This goes directly to the bottom of Dave’s Frightfest chart and you can see why: Show Pieces is cramped, rather static and – perhaps unsurprisingly – a bit wordy. But, directed with a loving eye for detail by Mitch Jenkins, it also conjures a powerfully unsettling atmosphere. At the same time (as the affable Moore is on hand to explain) it represents the first fruit of a much larger project – a feature film and TV series set in the same ‘world’ are forthcoming.
So this is not quite the thing itself, more like fragments of the thing – which is apparent even from the title, the larger project being called The Show. Still, this is more than just a trailer: it’s an intriguing glimpse into a realm that – regardless of whether that other stuff gets made – still feels like it might just be out there somewhere, waiting for you to turn a corner and find it.
Australian horror movies – so it seems to me, off the top of my head – don’t often deal with the supernatural: aren’t they are all about rampaging psychopaths or nature gone rogue? There may be a reason for this – perhaps Australians don’t feel their ghosts are their own – but here, at any rate, is what seems to be an exception. Except, although writer-director Jennifer Kent’s debut feature has the air of a ghost story, its ‘ghost’ isn’t grounded in history or folklore.
Still grieving for her husband, who died in a car crash six years earlier, and struggling to bring up her sensitive son Sam (Daniel Henshall), Amelia (Essie Davis) is not helped by the appearance in their lives of a mysterious picture book called Mister Babadook. Not only does it conspicuously lack a happy ending, it lacks any kind of ending, suggesting that the antics of its ominous title character may not be entirely contained within the covers of the book.
This is certainly how six-year old aspiring magician Sam sees it. He believes in the top-hatted, claw-fingered, shadowy creature, who starts to haunt his dreams – and he may have a point. There’s more than a hint that his Mum, who used to write children’s books, is the author of Mister Babadook, even if she doesn’t acknowledge it or even remember it. Mum, it’s fair to say, is having some issues, and the Babadook is busy embodying them. He’s her Bad Milo.
This is an ingenious and sensitively-handled tale in which the supernatural possibilities of the plot are eclipsed by the fact that only Sam and his Mum ever bear witness to the Babadook’s manifestations, so that the whole thing can be read as a shared delusion. Indeed, we never quite believe in the Babadook as an independent entity – he remains a bit too shadowy – but although this does dilute the menace somewhat, we are still left with the spectre of mental illness, and a child at the mercy of a frighteningly unstable mother (brilliantly played). And this is more than enough to be getting along with.
The Babadook may not be real, but it can’t be killed either.

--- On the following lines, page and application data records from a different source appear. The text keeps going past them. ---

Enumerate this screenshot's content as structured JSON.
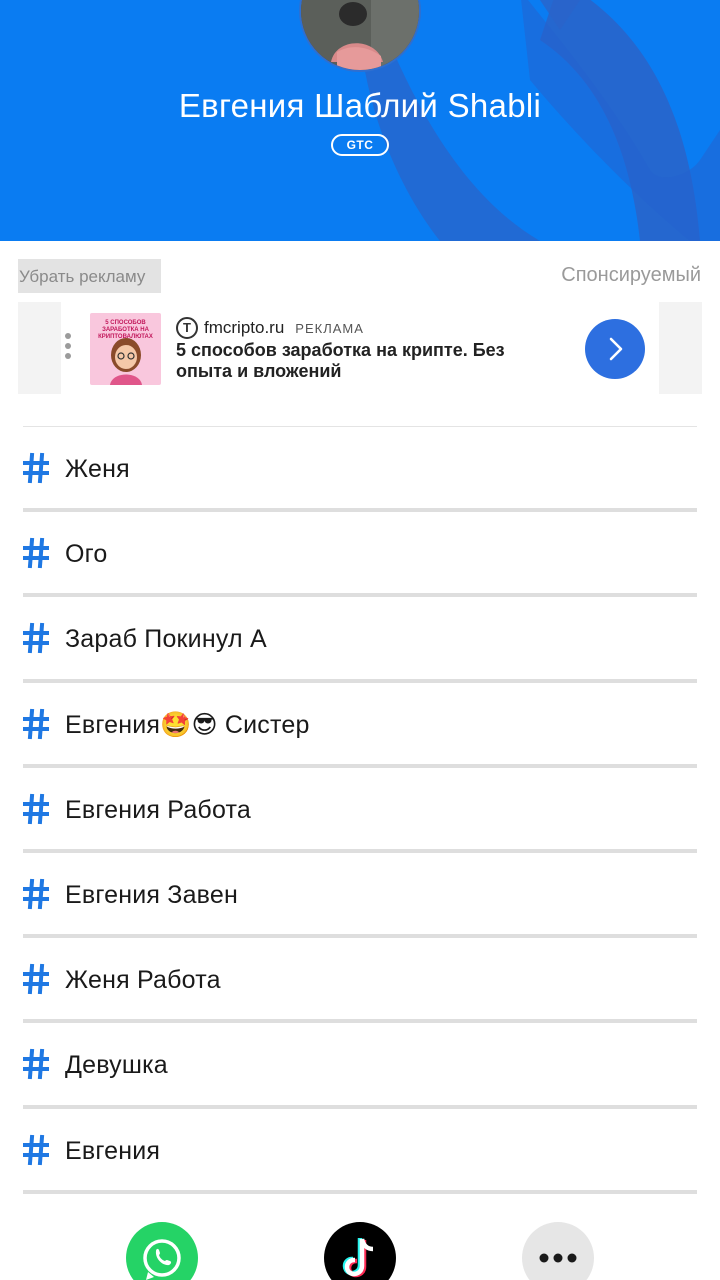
{
  "header": {
    "contact_name": "Евгения Шаблий Shabli",
    "operator": "GTC",
    "colors": {
      "background": "#0a7cf2",
      "decor": "#2a64c9"
    }
  },
  "ad": {
    "remove_ads_label": "Убрать рекламу",
    "sponsored_label": "Спонсируемый",
    "domain": "fmcripto.ru",
    "domain_icon": "fmcripto-logo-icon",
    "ad_label": "РЕКЛАМА",
    "title": "5 способов заработка на крипте. Без опыта и вложений",
    "thumbnail_text": "5 СПОСОБОВ ЗАРАБОТКА НА КРИПТОВАЛЮТАХ",
    "cta_icon": "chevron-right-icon",
    "cta_color": "#2d6fe0"
  },
  "tags": [
    {
      "name": "Женя"
    },
    {
      "name": "Ого"
    },
    {
      "name": "Зараб Покинул А"
    },
    {
      "name": "Евгения🤩😎 Систер"
    },
    {
      "name": "Евгения Работа"
    },
    {
      "name": "Евгения Завен"
    },
    {
      "name": "Женя Работа"
    },
    {
      "name": "Девушка"
    },
    {
      "name": "Евгения"
    }
  ],
  "tag_icon": "hash-icon",
  "tag_icon_color": "#1f78e3",
  "share_buttons": [
    {
      "name": "whatsapp",
      "icon": "whatsapp-icon",
      "color": "#25d366"
    },
    {
      "name": "tiktok",
      "icon": "tiktok-icon",
      "color": "#000000"
    },
    {
      "name": "more",
      "icon": "more-dots-icon",
      "color": "#e6e6e6"
    }
  ]
}
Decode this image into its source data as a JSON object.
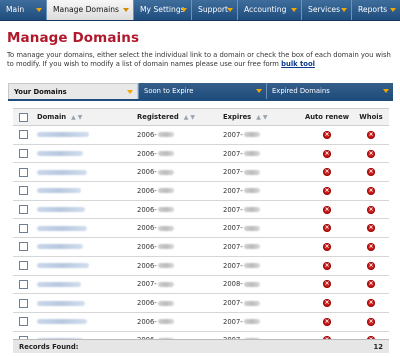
{
  "nav": {
    "tabs": [
      {
        "label": "Main",
        "active": false
      },
      {
        "label": "Manage Domains",
        "active": true
      },
      {
        "label": "My Settings",
        "active": false
      },
      {
        "label": "Support",
        "active": false
      },
      {
        "label": "Accounting",
        "active": false
      },
      {
        "label": "Services",
        "active": false
      },
      {
        "label": "Reports",
        "active": false
      }
    ]
  },
  "page": {
    "title": "Manage Domains",
    "intro": "To manage your domains, either select the individual link to a domain or check the box of each domain you wish to modify. If you wish to modify a list of domain names please use our free form",
    "intro_link": "bulk tool"
  },
  "subtabs": [
    {
      "label": "Your Domains",
      "active": true
    },
    {
      "label": "Soon to Expire",
      "active": false
    },
    {
      "label": "Expired Domains",
      "active": false
    }
  ],
  "table": {
    "headers": {
      "domain": "Domain",
      "registered": "Registered",
      "expires": "Expires",
      "auto_renew": "Auto renew",
      "whois": "Whois"
    },
    "rows": [
      {
        "registered": "2006-",
        "expires": "2007-"
      },
      {
        "registered": "2006-",
        "expires": "2007-"
      },
      {
        "registered": "2006-",
        "expires": "2007-"
      },
      {
        "registered": "2006-",
        "expires": "2007-"
      },
      {
        "registered": "2006-",
        "expires": "2007-"
      },
      {
        "registered": "2006-",
        "expires": "2007-"
      },
      {
        "registered": "2006-",
        "expires": "2007-"
      },
      {
        "registered": "2006-",
        "expires": "2007-"
      },
      {
        "registered": "2007-",
        "expires": "2008-"
      },
      {
        "registered": "2006-",
        "expires": "2007-"
      },
      {
        "registered": "2006-",
        "expires": "2007-"
      },
      {
        "registered": "2006-",
        "expires": "2007-"
      }
    ]
  },
  "footer": {
    "label": "Records Found:",
    "count": "12"
  },
  "colors": {
    "nav_blue": "#1e4c7c",
    "title_red": "#b0192b",
    "arrow_orange": "#f0a800",
    "status_red": "#c81a1a"
  },
  "icons": {
    "auto_renew": "x-circle-icon",
    "whois": "x-circle-icon"
  }
}
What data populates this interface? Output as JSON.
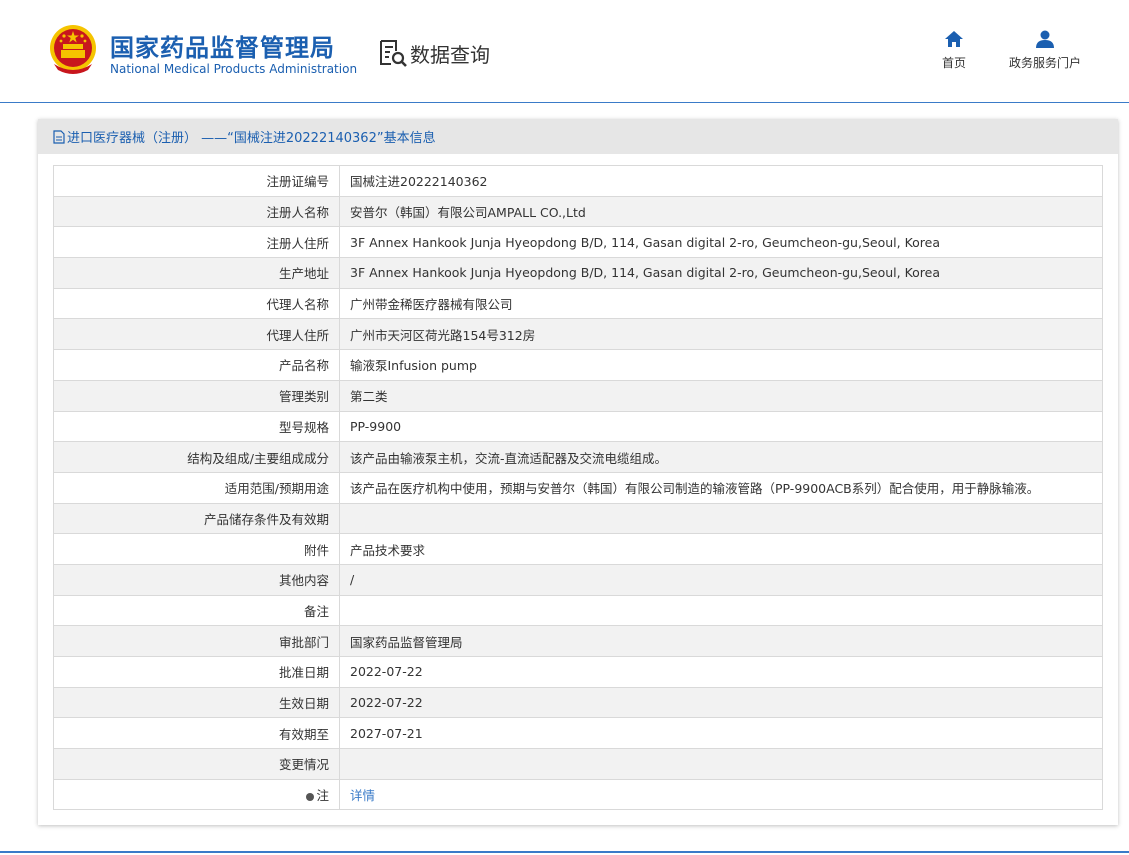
{
  "header": {
    "org_name_cn": "国家药品监督管理局",
    "org_name_en": "National Medical Products Administration",
    "section_title": "数据查询",
    "nav": [
      {
        "label": "首页",
        "icon": "home-icon"
      },
      {
        "label": "政务服务门户",
        "icon": "user-icon"
      }
    ]
  },
  "colors": {
    "brand_blue": "#1b5fb0",
    "link_blue": "#3a7bc8",
    "emblem_red": "#c8161d",
    "emblem_gold": "#f5c400"
  },
  "panel": {
    "title": "进口医疗器械（注册） ——“国械注进20222140362”基本信息"
  },
  "rows": [
    {
      "label": "注册证编号",
      "value": "国械注进20222140362"
    },
    {
      "label": "注册人名称",
      "value": "安普尔（韩国）有限公司AMPALL CO.,Ltd"
    },
    {
      "label": "注册人住所",
      "value": "3F Annex Hankook Junja Hyeopdong B/D, 114, Gasan digital 2-ro, Geumcheon-gu,Seoul, Korea"
    },
    {
      "label": "生产地址",
      "value": "3F Annex Hankook Junja Hyeopdong B/D, 114, Gasan digital 2-ro, Geumcheon-gu,Seoul, Korea"
    },
    {
      "label": "代理人名称",
      "value": "广州带金稀医疗器械有限公司"
    },
    {
      "label": "代理人住所",
      "value": "广州市天河区荷光路154号312房"
    },
    {
      "label": "产品名称",
      "value": "输液泵Infusion pump"
    },
    {
      "label": "管理类别",
      "value": "第二类"
    },
    {
      "label": "型号规格",
      "value": "PP-9900"
    },
    {
      "label": "结构及组成/主要组成成分",
      "value": "该产品由输液泵主机，交流-直流适配器及交流电缆组成。"
    },
    {
      "label": "适用范围/预期用途",
      "value": "该产品在医疗机构中使用，预期与安普尔（韩国）有限公司制造的输液管路（PP-9900ACB系列）配合使用，用于静脉输液。"
    },
    {
      "label": "产品储存条件及有效期",
      "value": ""
    },
    {
      "label": "附件",
      "value": "产品技术要求"
    },
    {
      "label": "其他内容",
      "value": "/"
    },
    {
      "label": "备注",
      "value": ""
    },
    {
      "label": "审批部门",
      "value": "国家药品监督管理局"
    },
    {
      "label": "批准日期",
      "value": "2022-07-22"
    },
    {
      "label": "生效日期",
      "value": "2022-07-22"
    },
    {
      "label": "有效期至",
      "value": "2027-07-21"
    },
    {
      "label": "变更情况",
      "value": ""
    }
  ],
  "note_row": {
    "label": "注",
    "value": "详情"
  }
}
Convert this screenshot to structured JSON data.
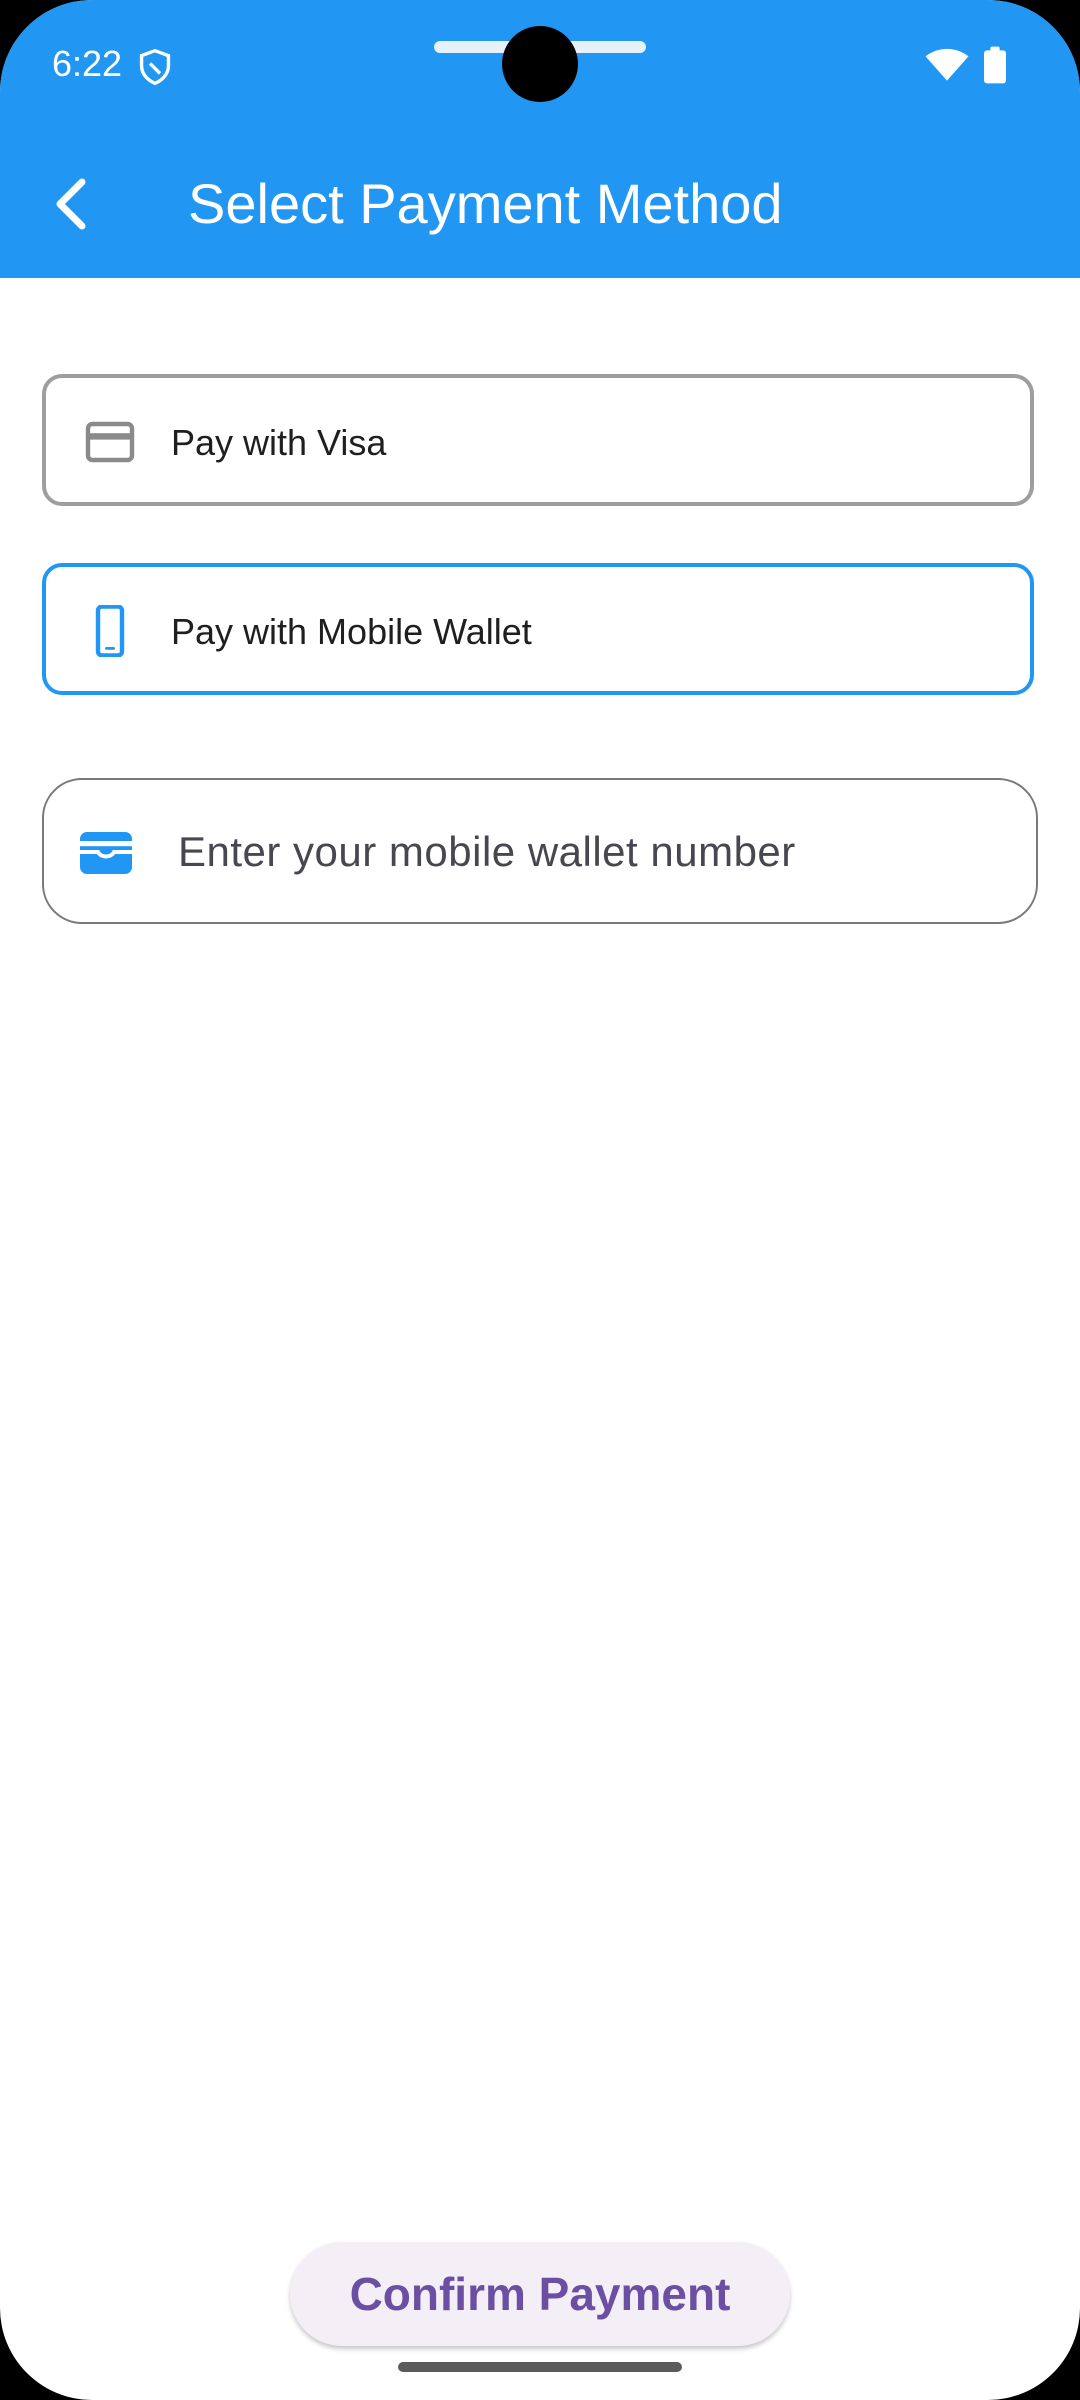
{
  "status_bar": {
    "time": "6:22",
    "icons": [
      "shield-icon",
      "wifi-icon",
      "battery-icon"
    ]
  },
  "app_bar": {
    "title": "Select Payment Method",
    "back_icon": "chevron-left-icon",
    "color": "#2196F3"
  },
  "payment_options": [
    {
      "label": "Pay with Visa",
      "icon": "credit-card-icon",
      "selected": false
    },
    {
      "label": "Pay with Mobile Wallet",
      "icon": "smartphone-icon",
      "selected": true
    }
  ],
  "wallet_field": {
    "placeholder": "Enter your mobile wallet number",
    "value": "",
    "icon": "wallet-icon"
  },
  "confirm_button": {
    "label": "Confirm Payment"
  },
  "colors": {
    "primary": "#2196F3",
    "unselected_border": "#9e9e9e",
    "button_text": "#6a4fa3",
    "button_bg": "#f4eff7"
  }
}
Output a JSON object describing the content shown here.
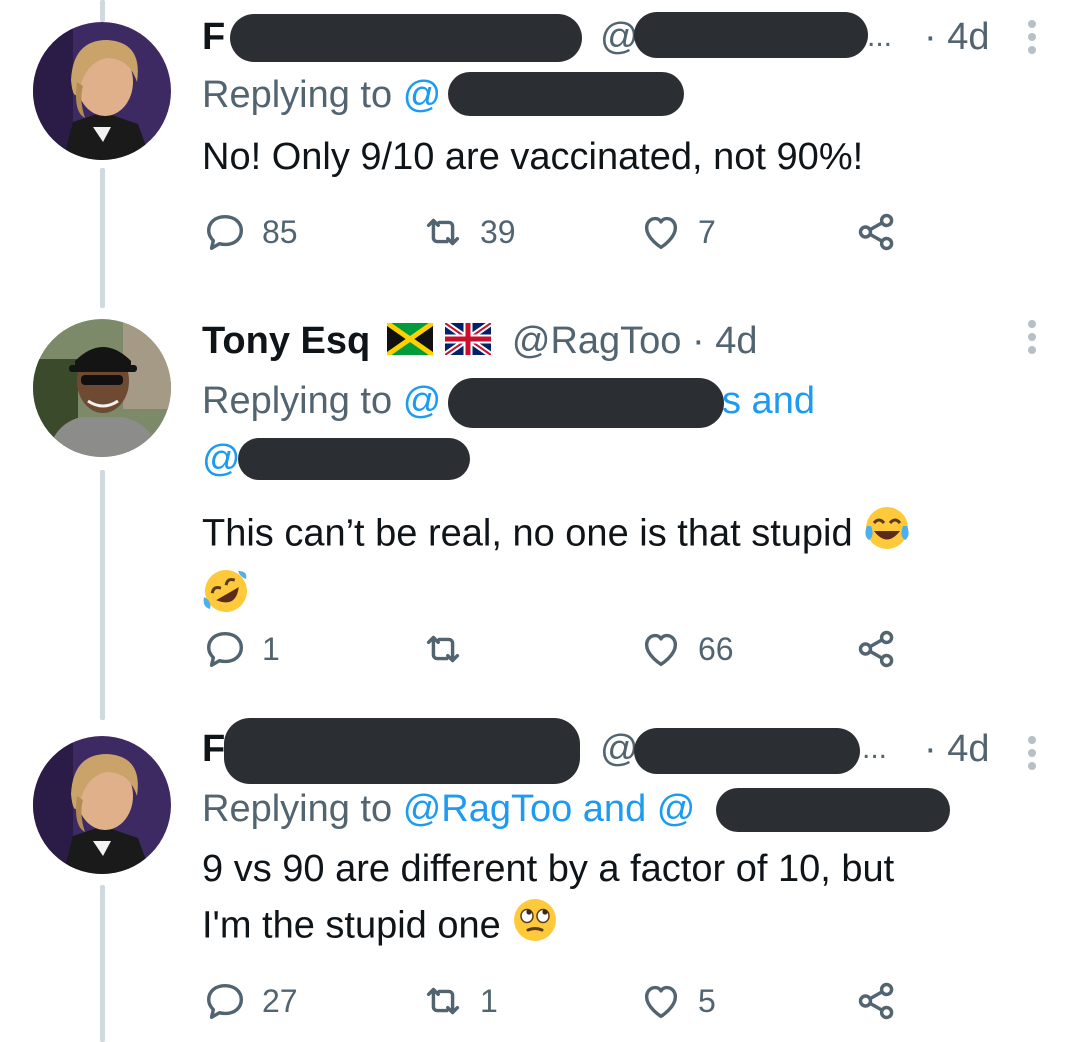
{
  "tweets": [
    {
      "name_visible": "F",
      "handle_prefix": "@",
      "ellipsis": "...",
      "time": "· 4d",
      "replying_label": "Replying to",
      "reply_handle_prefix": "@",
      "text": "No! Only 9/10 are vaccinated, not 90%!",
      "replies": "85",
      "retweets": "39",
      "likes": "7"
    },
    {
      "name": "Tony Esq",
      "handle": "@RagToo",
      "time": "· 4d",
      "replying_label": "Replying to",
      "reply_handle_prefix": "@",
      "reply_suffix": "s and",
      "reply_second_prefix": "@",
      "text": "This can’t be real, no one is that stupid",
      "replies": "1",
      "retweets": "",
      "likes": "66",
      "flag_icons": [
        "jamaica-flag-icon",
        "uk-flag-icon"
      ],
      "emoji_icons": [
        "face-with-tears-of-joy-icon",
        "rolling-on-floor-laughing-icon"
      ]
    },
    {
      "name_visible": "F",
      "handle_prefix": "@",
      "ellipsis": "...",
      "time": "· 4d",
      "replying_label": "Replying to",
      "reply_handle": "@RagToo and @",
      "text_line1": "9 vs 90 are different by a factor of 10, but",
      "text_line2": "I'm the stupid one",
      "replies": "27",
      "retweets": "1",
      "likes": "5",
      "emoji_icons": [
        "face-with-rolling-eyes-icon"
      ]
    }
  ],
  "colors": {
    "link": "#1d9bf0",
    "secondary": "#536471",
    "redaction": "#2b2f33",
    "thread_line": "#cfd9de"
  }
}
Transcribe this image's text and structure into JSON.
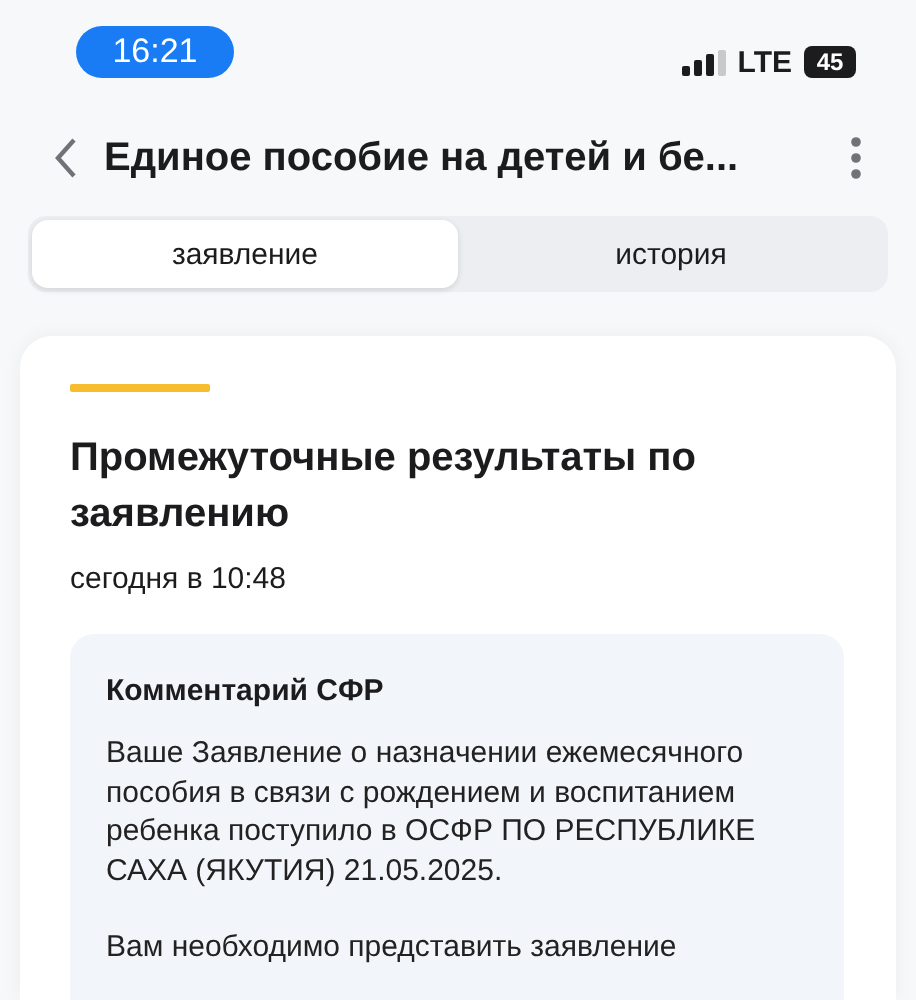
{
  "status_bar": {
    "time": "16:21",
    "network": "LTE",
    "battery": "45"
  },
  "header": {
    "title": "Единое пособие на детей и бе..."
  },
  "tabs": [
    {
      "label": "заявление",
      "selected": true
    },
    {
      "label": "история",
      "selected": false
    }
  ],
  "card": {
    "title": "Промежуточные результаты по заявлению",
    "date": "сегодня в 10:48",
    "comment": {
      "title": "Комментарий СФР",
      "paragraphs": [
        "Ваше Заявление о назначении ежемесячного пособия в связи с рождением и воспитанием ребенка поступило в ОСФР ПО РЕСПУБЛИКЕ САХА (ЯКУТИЯ) 21.05.2025.",
        "Вам необходимо представить заявление"
      ]
    }
  }
}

In the end, Kent has her characters accommodate themselves to its (non)-existence, keeping it in the basement and feeding it with worms. It’s a refreshing acknowledgement that a happy ending still requires you to keep the dark side satisfied, and it’s through this that love is permitted to triumph. Dave wasn’t so keen on the love stuff – this is Frightfest, after all – but perhaps he wasn’t being cynical enough: what if love is a shared delusion too? Now there’s a scary thought.